By Amy J.B. Knowles, MSEd
Assistant Dean for Student Affairs
NYU College of Nursing
The New York University College of Nursing (NYUCN) has a long
tradition of promoting and celebrating diversity in the nursing
profession, and a strong commitment to the recruitment and retention of minority students. The College, which is "in and of New York City," has as its goal to mirror the diversity of the citizens of the City through its diverse student body.
Of the currently enrolled NYUCN students in the baccalaureate nursing program, 6% are African American; 5% are Hispanic/Latino/Chicano; and .3% are Native American. In the graduate nursing programs, 16% of students are African American and 5% are Hispanic/Latino/Chicano. At the national level, 12.1% of undergraduate nursing students are African American, 5.4% are Hispanic/Latino/Chicano, and 0.7% are Native American. At the
graduate level nationally, 11.3 % of students are African American and 4.8% are Hispanic/Latino/Chicano.
NYUCN is committed to increasing diversity in the nursing profession by expanding the number of underrepresented students it enrolls, and providing these students with
academic support systems, including the Higher Education Opportunity Program (HEOP), which provides pre-advisement, academic advisement, personal counseling, tutoring, and educational workshops, and NYUCN's recently created Office of Academic Advisement, led by Lesley Field, MS, RN. A native of Barbados, Ms. Field, who serves as Director of Academic Advisement, implements study programs within the College to ensure that students have the resources and tools necessary for success, and also works toward this goal in
collaboration with The Learning Center at the NYU College of Arts and Sciences. Minority
students are also encouraged to seek cultural and social activities through the University's Center for Multicultural Education and Programs (CMEP).
Recruitment activities conducted by the Office of Student Affairs and Admissions include attending the annual National Black Nurses Association Conference and the National Hispanic Nurses Association Conference. In addition, certain high schools in New York City, such as the Young Women's Leadership High School in Harlem, are targeted for minority recruitment. The Scholarship and Recruitment Officer for the College visits these high schools along with a College of Nursing faculty member to promote nursing as a profession to the

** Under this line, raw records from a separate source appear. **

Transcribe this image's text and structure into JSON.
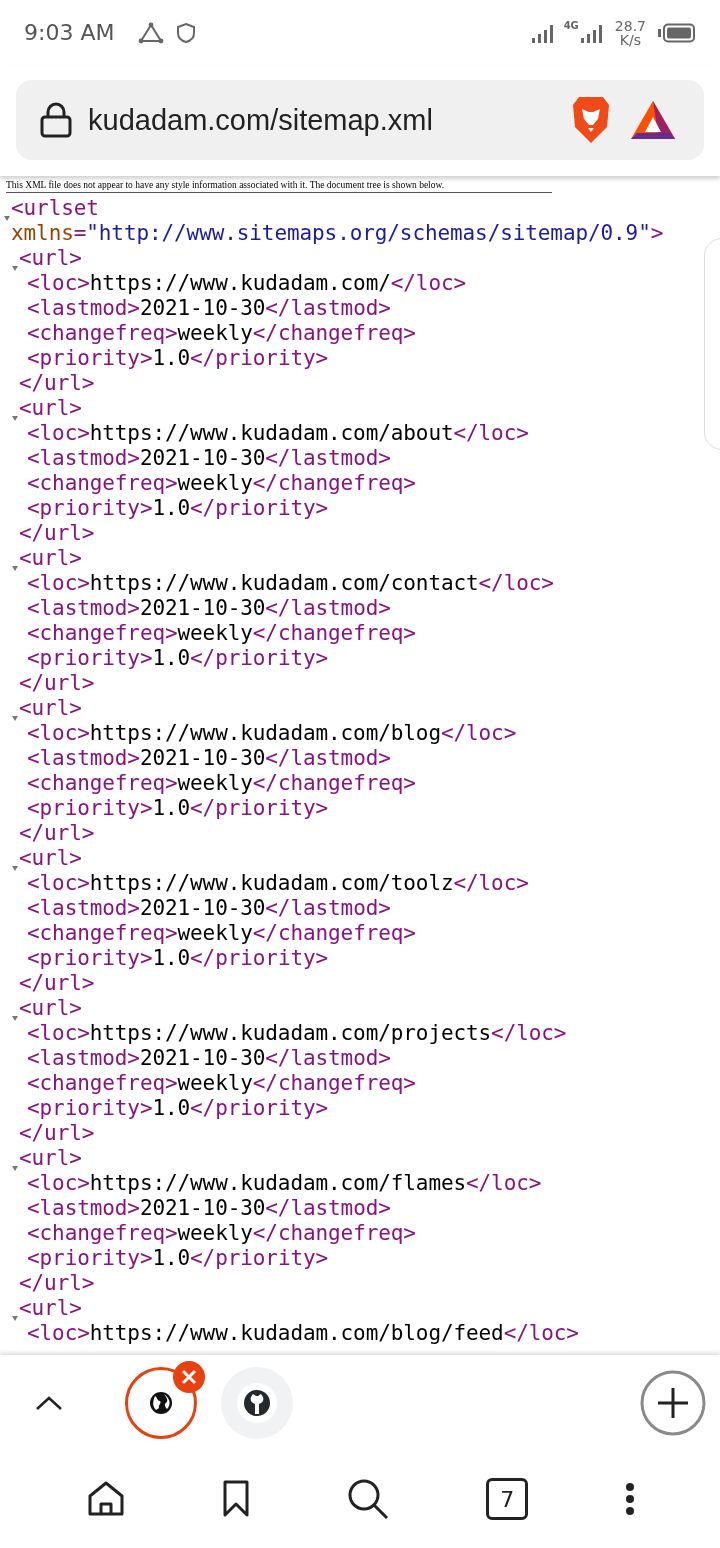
{
  "status_bar": {
    "time": "9:03 AM",
    "network": "4G",
    "speed": "28.7",
    "speed_unit": "K/s"
  },
  "address_bar": {
    "url": "kudadam.com/sitemap.xml"
  },
  "xml_notice": "This XML file does not appear to have any style information associated with it. The document tree is shown below.",
  "xml": {
    "open": "<urlset",
    "attr_name": "xmlns",
    "attr_eq": "=",
    "attr_value": "\"http://www.sitemaps.org/schemas/sitemap/0.9\"",
    "open_end": ">",
    "entries": [
      {
        "open": "<url>",
        "close": "</url>",
        "children": [
          {
            "open": "<loc>",
            "text": "https://www.kudadam.com/",
            "close": "</loc>"
          },
          {
            "open": "<lastmod>",
            "text": "2021-10-30",
            "close": "</lastmod>"
          },
          {
            "open": "<changefreq>",
            "text": "weekly",
            "close": "</changefreq>"
          },
          {
            "open": "<priority>",
            "text": "1.0",
            "close": "</priority>"
          }
        ]
      },
      {
        "open": "<url>",
        "close": "</url>",
        "children": [
          {
            "open": "<loc>",
            "text": "https://www.kudadam.com/about",
            "close": "</loc>"
          },
          {
            "open": "<lastmod>",
            "text": "2021-10-30",
            "close": "</lastmod>"
          },
          {
            "open": "<changefreq>",
            "text": "weekly",
            "close": "</changefreq>"
          },
          {
            "open": "<priority>",
            "text": "1.0",
            "close": "</priority>"
          }
        ]
      },
      {
        "open": "<url>",
        "close": "</url>",
        "children": [
          {
            "open": "<loc>",
            "text": "https://www.kudadam.com/contact",
            "close": "</loc>"
          },
          {
            "open": "<lastmod>",
            "text": "2021-10-30",
            "close": "</lastmod>"
          },
          {
            "open": "<changefreq>",
            "text": "weekly",
            "close": "</changefreq>"
          },
          {
            "open": "<priority>",
            "text": "1.0",
            "close": "</priority>"
          }
        ]
      },
      {
        "open": "<url>",
        "close": "</url>",
        "children": [
          {
            "open": "<loc>",
            "text": "https://www.kudadam.com/blog",
            "close": "</loc>"
          },
          {
            "open": "<lastmod>",
            "text": "2021-10-30",
            "close": "</lastmod>"
          },
          {
            "open": "<changefreq>",
            "text": "weekly",
            "close": "</changefreq>"
          },
          {
            "open": "<priority>",
            "text": "1.0",
            "close": "</priority>"
          }
        ]
      },
      {
        "open": "<url>",
        "close": "</url>",
        "children": [
          {
            "open": "<loc>",
            "text": "https://www.kudadam.com/toolz",
            "close": "</loc>"
          },
          {
            "open": "<lastmod>",
            "text": "2021-10-30",
            "close": "</lastmod>"
          },
          {
            "open": "<changefreq>",
            "text": "weekly",
            "close": "</changefreq>"
          },
          {
            "open": "<priority>",
            "text": "1.0",
            "close": "</priority>"
          }
        ]
      },
      {
        "open": "<url>",
        "close": "</url>",
        "children": [
          {
            "open": "<loc>",
            "text": "https://www.kudadam.com/projects",
            "close": "</loc>"
          },
          {
            "open": "<lastmod>",
            "text": "2021-10-30",
            "close": "</lastmod>"
          },
          {
            "open": "<changefreq>",
            "text": "weekly",
            "close": "</changefreq>"
          },
          {
            "open": "<priority>",
            "text": "1.0",
            "close": "</priority>"
          }
        ]
      },
      {
        "open": "<url>",
        "close": "</url>",
        "children": [
          {
            "open": "<loc>",
            "text": "https://www.kudadam.com/flames",
            "close": "</loc>"
          },
          {
            "open": "<lastmod>",
            "text": "2021-10-30",
            "close": "</lastmod>"
          },
          {
            "open": "<changefreq>",
            "text": "weekly",
            "close": "</changefreq>"
          },
          {
            "open": "<priority>",
            "text": "1.0",
            "close": "</priority>"
          }
        ]
      },
      {
        "open": "<url>",
        "children": [
          {
            "open": "<loc>",
            "text": "https://www.kudadam.com/blog/feed",
            "close": "</loc>"
          }
        ]
      }
    ]
  },
  "tab_strip": {
    "tabs": [
      {
        "kind": "globe",
        "selected": true,
        "closable": true
      },
      {
        "kind": "github",
        "selected": false,
        "closable": false
      }
    ]
  },
  "toolbar": {
    "tab_count": "7"
  }
}
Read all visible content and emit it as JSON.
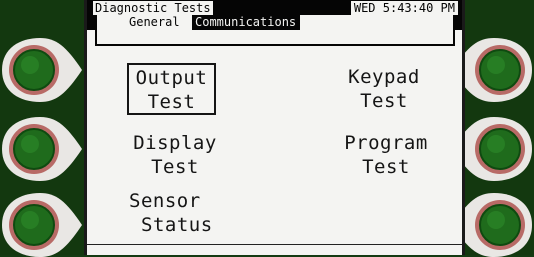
{
  "header": {
    "title": "Diagnostic Tests",
    "clock": "WED 5:43:40 PM"
  },
  "tabs": [
    {
      "label": "General",
      "active": true
    },
    {
      "label": "Communications",
      "active": false
    }
  ],
  "menu": {
    "output_test": {
      "line1": "Output",
      "line2": "Test",
      "selected": true
    },
    "keypad_test": {
      "line1": "Keypad",
      "line2": "Test"
    },
    "display_test": {
      "line1": "Display",
      "line2": "Test"
    },
    "program_test": {
      "line1": "Program",
      "line2": "Test"
    },
    "sensor_status": {
      "line1": "Sensor",
      "line2": "Status"
    }
  },
  "colors": {
    "bezel": "#13380f",
    "screen": "#f4f4f2",
    "button_ring": "#b86a66",
    "button_center": "#1f6b1c"
  },
  "icons": {
    "side_button": "round-softkey-button"
  }
}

students, who are subsequently invited to the College of Nursing for College Day, where they receive information on the application process and have the opportunity to view the nursing science labs and the human simulation labs.
The staff also participates in the University's annual Diversity Open House each fall, when high school students are invited to NYU's Washington Square campus to learn first-hand about the opportunities available at NYU for minority students.
Special Programs to Alleviate US Nursing Shortage and Nurture Future Leaders
The College has recently been awarded funding from the Robert Wood Johnson Foundation to
provide 15 scholarships, of $10,000 each, to minority students who hold a baccalaureate degree and enroll in the College's 15-month accelerated program, which grants a baccalaureate degree with a major in nursing. This initiative aims to help alleviate the nation's nursing shortage by expanding the pipeline of students in accelerated nursing programs. The College is committed to seeking additional scholarships of this kind for its students.
The Leadership Institute for Black Nurses is a highly successful program led by Dr. May Dobal, Assistant Professor of Nursing, and Dr. Yvonne Wesley, Adjunct Associate Professor of Nursing. The intent of the Institute, which is unique to NYU, is to prepare black nurses for positions of leadership in nursing.
Through education and mentorship, the Institute seeks to empower nurses to pursue career advancement in education, research, and administration. The fall 2008 enrollment of two graduates of the Institute in
the College's PhD program is an example of its effectiveness.
The NYU College of Nursing can claim a number of minority graduates and faculty who have gone on to become leaders in the profession, including Ms. Estelle Osborne, a
former NYUCN faculty member, and Dr. Yvonne Wesley, a graduate of the College's PhD program. Each February the College hosts the annual Estelle Osborne celebration, which honors a minority nurse leader who has made significant contributions to the profession. Recent honorees have included Jean Elizabeth Swinney, PhD, RN, Associate Professor at the University of Massachusetts School of Nursing, and Phyllis Jenkins, MA, RN, a 1969 graduate of the NYU College of Nursing.
Through these and other activities, the College of Nursing aims to motivate currently enrolled minority students to aspire to greatness in their own lives.